Shiki suffered from tuberculosis (TB) much of his life. Around 1888 he began coughing up blood and he adopted the penname Shiki from the Japanese name for cuckoos, which were said to cough up blood as they sang.
Although Shiki is best known as a haiku poet, he wrote other genres of poetry, as well as criticism of poetry, autobiographical prose, and essays. In the Meiji period, haiku was in chronic decline, and it was characterised by jocular puns and extravagant metaphor. Like other Meiji period writers, Shiki was stimulated by the realism of Western literature, and in his criticism of contemporary Japanese poetry, he called for realistic observation of nature, applying the approach in his own poems.
Shiki began writing haiku soon after his arrival in Tokyo. In 1892, he published a serialized work advocating haiku reform entitled Talks on Haiku from the Otter’s Den, and soon after accepted a position as haiku editor in the newspaper, Nippon. Numerous other works followed advocating renewal, and Shiki gathered a group of disciples around him known as the Nippon School.

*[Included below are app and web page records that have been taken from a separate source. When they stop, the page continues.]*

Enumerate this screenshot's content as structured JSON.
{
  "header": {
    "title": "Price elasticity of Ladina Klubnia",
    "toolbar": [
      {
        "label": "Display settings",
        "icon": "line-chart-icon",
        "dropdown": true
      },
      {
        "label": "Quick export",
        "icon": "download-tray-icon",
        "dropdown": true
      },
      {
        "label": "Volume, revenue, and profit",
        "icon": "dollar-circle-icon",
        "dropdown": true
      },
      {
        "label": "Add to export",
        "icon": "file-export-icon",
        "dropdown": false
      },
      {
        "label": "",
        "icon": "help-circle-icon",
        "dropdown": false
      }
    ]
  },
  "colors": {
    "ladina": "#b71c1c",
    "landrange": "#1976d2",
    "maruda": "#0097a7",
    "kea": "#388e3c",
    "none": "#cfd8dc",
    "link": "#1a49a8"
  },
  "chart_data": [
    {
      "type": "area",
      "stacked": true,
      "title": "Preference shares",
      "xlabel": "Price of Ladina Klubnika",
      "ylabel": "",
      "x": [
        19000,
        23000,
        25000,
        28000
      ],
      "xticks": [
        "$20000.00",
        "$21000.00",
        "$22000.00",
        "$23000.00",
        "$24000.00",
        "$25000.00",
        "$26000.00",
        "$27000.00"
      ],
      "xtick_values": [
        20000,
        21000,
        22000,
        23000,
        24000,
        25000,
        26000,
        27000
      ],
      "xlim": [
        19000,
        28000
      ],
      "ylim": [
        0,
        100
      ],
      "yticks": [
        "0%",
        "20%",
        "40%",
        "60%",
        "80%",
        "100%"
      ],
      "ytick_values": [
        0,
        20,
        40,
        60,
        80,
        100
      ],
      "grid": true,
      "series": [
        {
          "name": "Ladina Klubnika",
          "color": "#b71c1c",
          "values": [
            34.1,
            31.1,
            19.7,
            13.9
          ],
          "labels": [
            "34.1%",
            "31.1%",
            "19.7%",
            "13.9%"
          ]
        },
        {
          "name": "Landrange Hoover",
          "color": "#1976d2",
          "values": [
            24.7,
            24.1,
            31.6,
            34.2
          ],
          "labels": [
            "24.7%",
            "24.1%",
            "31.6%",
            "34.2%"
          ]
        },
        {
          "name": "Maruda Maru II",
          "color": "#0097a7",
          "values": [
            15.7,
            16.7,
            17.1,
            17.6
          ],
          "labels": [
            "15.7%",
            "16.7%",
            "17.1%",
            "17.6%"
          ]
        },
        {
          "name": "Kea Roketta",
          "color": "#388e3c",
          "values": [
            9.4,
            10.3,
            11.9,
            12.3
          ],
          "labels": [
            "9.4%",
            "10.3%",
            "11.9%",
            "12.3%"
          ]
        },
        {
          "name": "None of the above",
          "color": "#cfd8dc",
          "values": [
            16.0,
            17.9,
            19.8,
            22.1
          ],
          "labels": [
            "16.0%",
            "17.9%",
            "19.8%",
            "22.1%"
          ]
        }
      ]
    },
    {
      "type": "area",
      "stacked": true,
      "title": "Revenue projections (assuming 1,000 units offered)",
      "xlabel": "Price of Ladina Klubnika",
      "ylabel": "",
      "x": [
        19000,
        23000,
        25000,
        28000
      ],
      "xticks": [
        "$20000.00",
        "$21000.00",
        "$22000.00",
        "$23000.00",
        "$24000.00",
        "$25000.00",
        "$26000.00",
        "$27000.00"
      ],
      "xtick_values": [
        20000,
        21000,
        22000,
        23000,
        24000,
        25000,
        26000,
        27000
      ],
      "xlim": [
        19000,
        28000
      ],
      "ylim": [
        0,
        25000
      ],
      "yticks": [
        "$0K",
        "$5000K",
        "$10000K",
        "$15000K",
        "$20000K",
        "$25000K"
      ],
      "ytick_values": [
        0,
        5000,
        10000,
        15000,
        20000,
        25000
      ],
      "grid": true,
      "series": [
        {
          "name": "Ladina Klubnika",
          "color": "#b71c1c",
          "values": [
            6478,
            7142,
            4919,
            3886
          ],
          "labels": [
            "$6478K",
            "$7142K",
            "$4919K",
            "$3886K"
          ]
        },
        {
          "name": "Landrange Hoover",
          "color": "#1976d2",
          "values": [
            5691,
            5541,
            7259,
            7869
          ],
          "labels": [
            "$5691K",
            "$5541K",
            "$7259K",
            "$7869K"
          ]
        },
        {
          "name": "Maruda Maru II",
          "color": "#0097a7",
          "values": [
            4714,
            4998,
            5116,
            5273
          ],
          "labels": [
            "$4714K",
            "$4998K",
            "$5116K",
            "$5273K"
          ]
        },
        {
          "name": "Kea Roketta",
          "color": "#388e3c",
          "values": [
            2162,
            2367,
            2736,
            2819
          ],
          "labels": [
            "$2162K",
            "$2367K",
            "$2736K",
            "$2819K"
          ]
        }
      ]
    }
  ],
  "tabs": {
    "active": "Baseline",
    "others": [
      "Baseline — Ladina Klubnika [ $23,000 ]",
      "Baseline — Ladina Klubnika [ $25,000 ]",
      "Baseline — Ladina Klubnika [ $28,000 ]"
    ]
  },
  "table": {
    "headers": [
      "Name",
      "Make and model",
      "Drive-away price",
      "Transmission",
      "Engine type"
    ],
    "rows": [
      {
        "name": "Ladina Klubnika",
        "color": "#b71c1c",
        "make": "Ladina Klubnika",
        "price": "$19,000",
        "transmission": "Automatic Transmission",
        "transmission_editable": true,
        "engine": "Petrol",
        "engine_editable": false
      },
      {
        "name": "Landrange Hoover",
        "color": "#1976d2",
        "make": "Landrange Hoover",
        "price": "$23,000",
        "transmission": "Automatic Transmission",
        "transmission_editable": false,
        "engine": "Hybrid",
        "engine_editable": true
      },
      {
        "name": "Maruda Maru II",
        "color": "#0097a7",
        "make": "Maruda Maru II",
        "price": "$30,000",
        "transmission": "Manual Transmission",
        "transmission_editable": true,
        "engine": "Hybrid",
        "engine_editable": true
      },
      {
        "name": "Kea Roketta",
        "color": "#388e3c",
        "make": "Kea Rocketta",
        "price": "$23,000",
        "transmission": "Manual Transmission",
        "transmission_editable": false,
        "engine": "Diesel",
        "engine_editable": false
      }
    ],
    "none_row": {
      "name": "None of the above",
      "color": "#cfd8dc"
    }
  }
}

In addition to his poetry, Shiki sought work as a war correspondent in the First Sino-Japanese War, in spite of his worsening health. He finally arrived in China after the war ended and achieved nothing of note. The harsh conditions in China exacerbated his TB and on his return to Japan, he had to be hospitalised in Kobe, whereafter he returned to Matsuyama and convalesced in the home of Natsume Soseki. Here he established another group of disciples, whose naturalistic haiku were published in the illustrated haiku magazine, Hototogisu. The exquisitely carved printing blocks for the magazine can be seen in the second-floor museum of Taiya restaurant in Mitsuhama. His work in reforming haiku led to its renewed popularity and re-establishment as a respectable literary form.
By 1897, Shiki was confined to his futon, where he experienced the torment of immobility and bedsores. Around 1901, the TB invaded his spine and he began using morphine as a painkiller to which he quickly became addicted. During this time Shiki wrote three autobiographical works. He died in 1902 at age 34.
In addition to his literary efforts, Shiki popularised the new sport of baseball in Japan by producing a textbook on the game, with Japanese expressions for the relevant terms. He called the game yakyu which means field-ball. He was inducted into the Japanese Baseball Hall of Fame in 2002.
Shiki is realistically portrayed in the historical novel Clouds Above the Hill by Shiba Ryotaro. There are two museums dedicated to him in Matsuyama, and the city is dotted with ornamental stones carved with haiku by Shiki and other poets.